# MATERIAL TO PROCESS
..........
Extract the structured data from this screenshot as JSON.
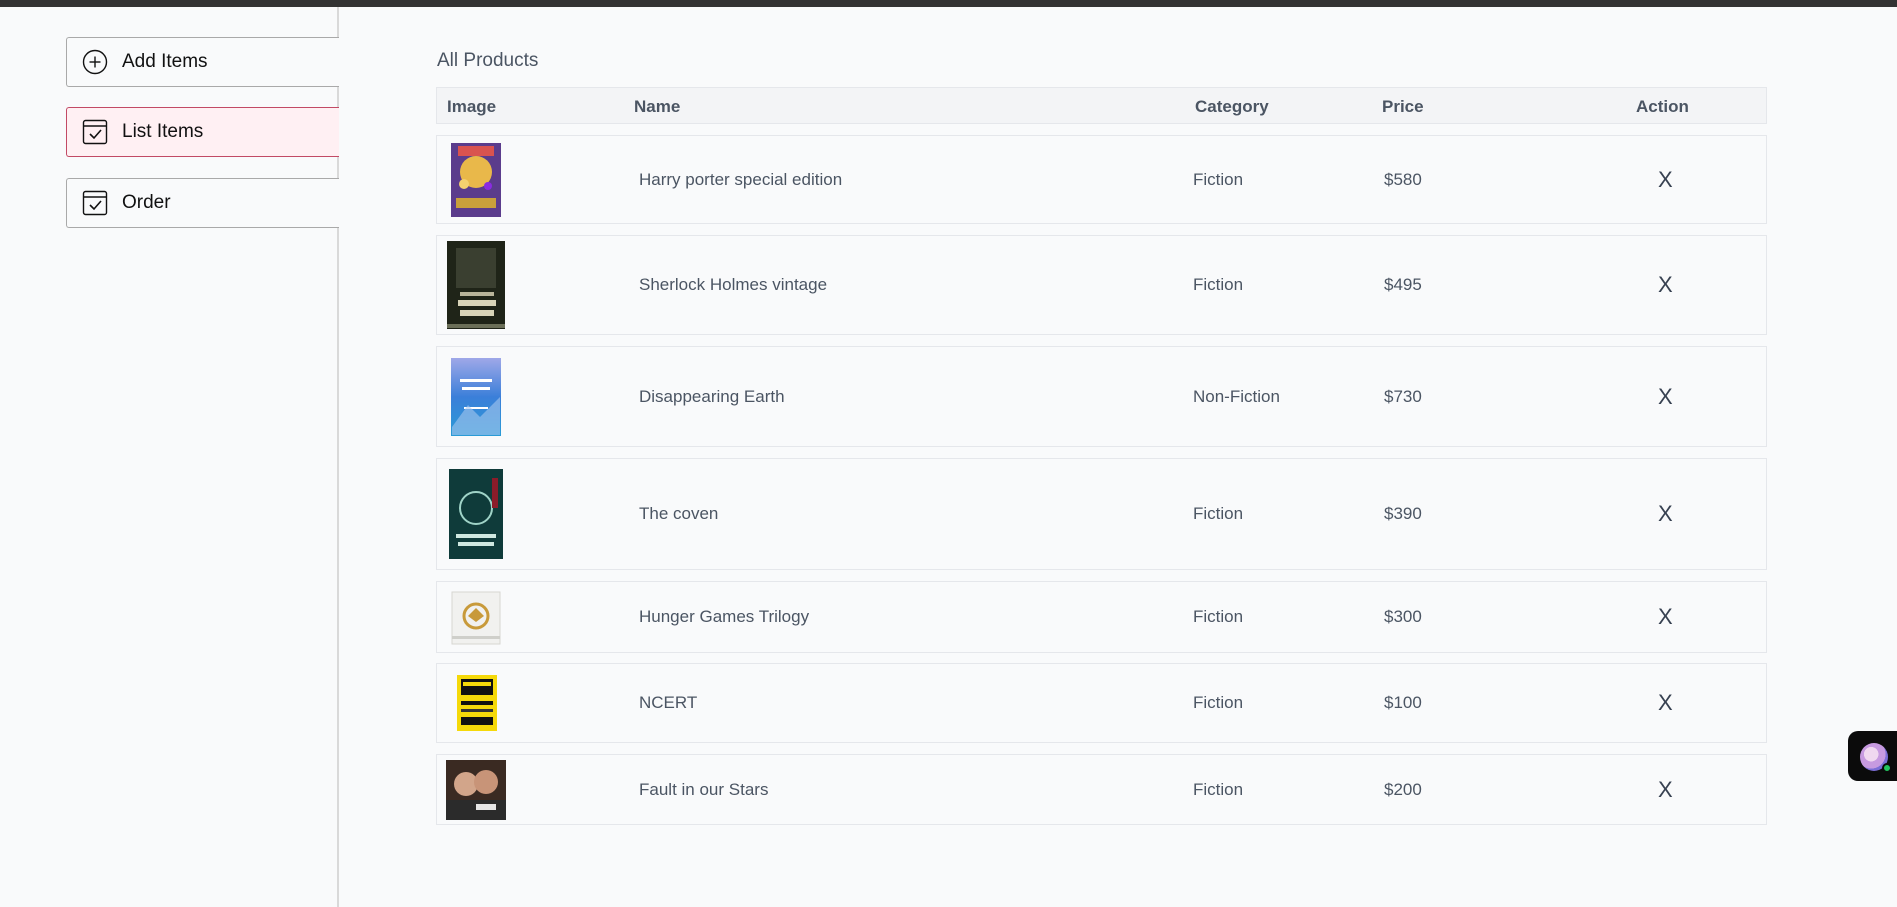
{
  "sidebar": {
    "items": [
      {
        "label": "Add Items",
        "icon": "plus-circle-icon"
      },
      {
        "label": "List Items",
        "icon": "checkbox-icon"
      },
      {
        "label": "Order",
        "icon": "checkbox-icon"
      }
    ]
  },
  "main": {
    "title": "All Products",
    "columns": {
      "image": "Image",
      "name": "Name",
      "category": "Category",
      "price": "Price",
      "action": "Action"
    },
    "rows": [
      {
        "name": "Harry porter special edition",
        "category": "Fiction",
        "price": "$580",
        "action": "X"
      },
      {
        "name": "Sherlock Holmes vintage",
        "category": "Fiction",
        "price": "$495",
        "action": "X"
      },
      {
        "name": "Disappearing Earth",
        "category": "Non-Fiction",
        "price": "$730",
        "action": "X"
      },
      {
        "name": "The coven",
        "category": "Fiction",
        "price": "$390",
        "action": "X"
      },
      {
        "name": "Hunger Games Trilogy",
        "category": "Fiction",
        "price": "$300",
        "action": "X"
      },
      {
        "name": "NCERT",
        "category": "Fiction",
        "price": "$100",
        "action": "X"
      },
      {
        "name": "Fault in our Stars",
        "category": "Fiction",
        "price": "$200",
        "action": "X"
      }
    ]
  },
  "colors": {
    "active_bg": "#fff0f3",
    "active_border": "#c24a65",
    "online_dot": "#22c55e"
  }
}
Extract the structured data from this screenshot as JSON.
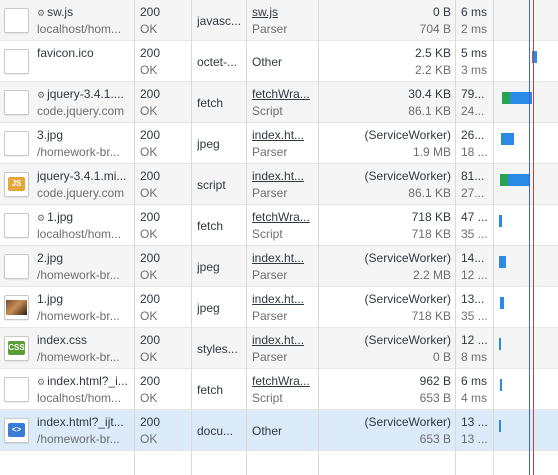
{
  "rows": [
    {
      "icon": "blank",
      "gear": true,
      "name": "sw.js",
      "host": "localhost/hom...",
      "status": "200",
      "status_text": "OK",
      "type": "javasc...",
      "initiator": "sw.js",
      "initiator_link": true,
      "initiator_sub": "Parser",
      "size": "0 B",
      "size_sub": "704 B",
      "time": "6 ms",
      "time_sub": "2 ms",
      "bar": {
        "wait": 0,
        "dl": 0
      },
      "state": "alt"
    },
    {
      "icon": "blank",
      "gear": false,
      "name": "favicon.ico",
      "host": "",
      "status": "200",
      "status_text": "OK",
      "type": "octet-...",
      "initiator": "Other",
      "initiator_link": false,
      "initiator_sub": "",
      "size": "2.5 KB",
      "size_sub": "2.2 KB",
      "time": "5 ms",
      "time_sub": "3 ms",
      "bar": {
        "wait": 0,
        "dl": 5
      },
      "state": "white"
    },
    {
      "icon": "blank",
      "gear": true,
      "name": "jquery-3.4.1....",
      "host": "code.jquery.com",
      "status": "200",
      "status_text": "OK",
      "type": "fetch",
      "initiator": "fetchWra...",
      "initiator_link": true,
      "initiator_sub": "Script",
      "size": "30.4 KB",
      "size_sub": "86.1 KB",
      "time": "79...",
      "time_sub": "24...",
      "bar": {
        "wait": 8,
        "dl": 22
      },
      "state": "alt"
    },
    {
      "icon": "blank",
      "gear": false,
      "name": "3.jpg",
      "host": "/homework-br...",
      "status": "200",
      "status_text": "OK",
      "type": "jpeg",
      "initiator": "index.ht...",
      "initiator_link": true,
      "initiator_sub": "Parser",
      "size": "(ServiceWorker)",
      "size_sub": "1.9 MB",
      "time": "26...",
      "time_sub": "18 ...",
      "bar": {
        "wait": 1,
        "dl": 12
      },
      "state": "white"
    },
    {
      "icon": "js",
      "gear": false,
      "name": "jquery-3.4.1.mi...",
      "host": "code.jquery.com",
      "status": "200",
      "status_text": "OK",
      "type": "script",
      "initiator": "index.ht...",
      "initiator_link": true,
      "initiator_sub": "Parser",
      "size": "(ServiceWorker)",
      "size_sub": "86.1 KB",
      "time": "81...",
      "time_sub": "27...",
      "bar": {
        "wait": 8,
        "dl": 22
      },
      "state": "alt"
    },
    {
      "icon": "blank",
      "gear": true,
      "name": "1.jpg",
      "host": "localhost/hom...",
      "status": "200",
      "status_text": "OK",
      "type": "fetch",
      "initiator": "fetchWra...",
      "initiator_link": true,
      "initiator_sub": "Script",
      "size": "718 KB",
      "size_sub": "718 KB",
      "time": "47 ...",
      "time_sub": "35 ...",
      "bar": {
        "wait": 0,
        "dl": 3
      },
      "state": "white"
    },
    {
      "icon": "blank",
      "gear": false,
      "name": "2.jpg",
      "host": "/homework-br...",
      "status": "200",
      "status_text": "OK",
      "type": "jpeg",
      "initiator": "index.ht...",
      "initiator_link": true,
      "initiator_sub": "Parser",
      "size": "(ServiceWorker)",
      "size_sub": "2.2 MB",
      "time": "14...",
      "time_sub": "12 ...",
      "bar": {
        "wait": 0,
        "dl": 7
      },
      "state": "alt"
    },
    {
      "icon": "photo",
      "gear": false,
      "name": "1.jpg",
      "host": "/homework-br...",
      "status": "200",
      "status_text": "OK",
      "type": "jpeg",
      "initiator": "index.ht...",
      "initiator_link": true,
      "initiator_sub": "Parser",
      "size": "(ServiceWorker)",
      "size_sub": "718 KB",
      "time": "13...",
      "time_sub": "35 ...",
      "bar": {
        "wait": 0,
        "dl": 4
      },
      "state": "white"
    },
    {
      "icon": "css",
      "gear": false,
      "name": "index.css",
      "host": "/homework-br...",
      "status": "200",
      "status_text": "OK",
      "type": "styles...",
      "initiator": "index.ht...",
      "initiator_link": true,
      "initiator_sub": "Parser",
      "size": "(ServiceWorker)",
      "size_sub": "0 B",
      "time": "12 ...",
      "time_sub": "8 ms",
      "bar": {
        "wait": 0,
        "dl": 2
      },
      "state": "alt"
    },
    {
      "icon": "blank",
      "gear": true,
      "name": "index.html?_i...",
      "host": "localhost/hom...",
      "status": "200",
      "status_text": "OK",
      "type": "fetch",
      "initiator": "fetchWra...",
      "initiator_link": true,
      "initiator_sub": "Script",
      "size": "962 B",
      "size_sub": "653 B",
      "time": "6 ms",
      "time_sub": "4 ms",
      "bar": {
        "wait": 0,
        "dl": 2
      },
      "state": "white"
    },
    {
      "icon": "doc",
      "gear": false,
      "name": "index.html?_ijt...",
      "host": "/homework-br...",
      "status": "200",
      "status_text": "OK",
      "type": "docu...",
      "initiator": "Other",
      "initiator_link": false,
      "initiator_sub": "",
      "size": "(ServiceWorker)",
      "size_sub": "653 B",
      "time": "13 ...",
      "time_sub": "13 ...",
      "bar": {
        "wait": 0,
        "dl": 2
      },
      "state": "selected"
    }
  ],
  "icons": {
    "js": "JS",
    "css": "CSS",
    "doc": "<>"
  },
  "colors": {
    "waiting": "#27a353",
    "download": "#2b8ae6",
    "dom_content_loaded": "#3a68d8",
    "load": "#d03a3a",
    "selected": "#dcebfa"
  }
}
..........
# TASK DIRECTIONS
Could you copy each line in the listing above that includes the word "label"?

# ANSWER FOR THIS EXERCISE
        "label": "Add Items",
        "label": "List Items",
        "label": "Order",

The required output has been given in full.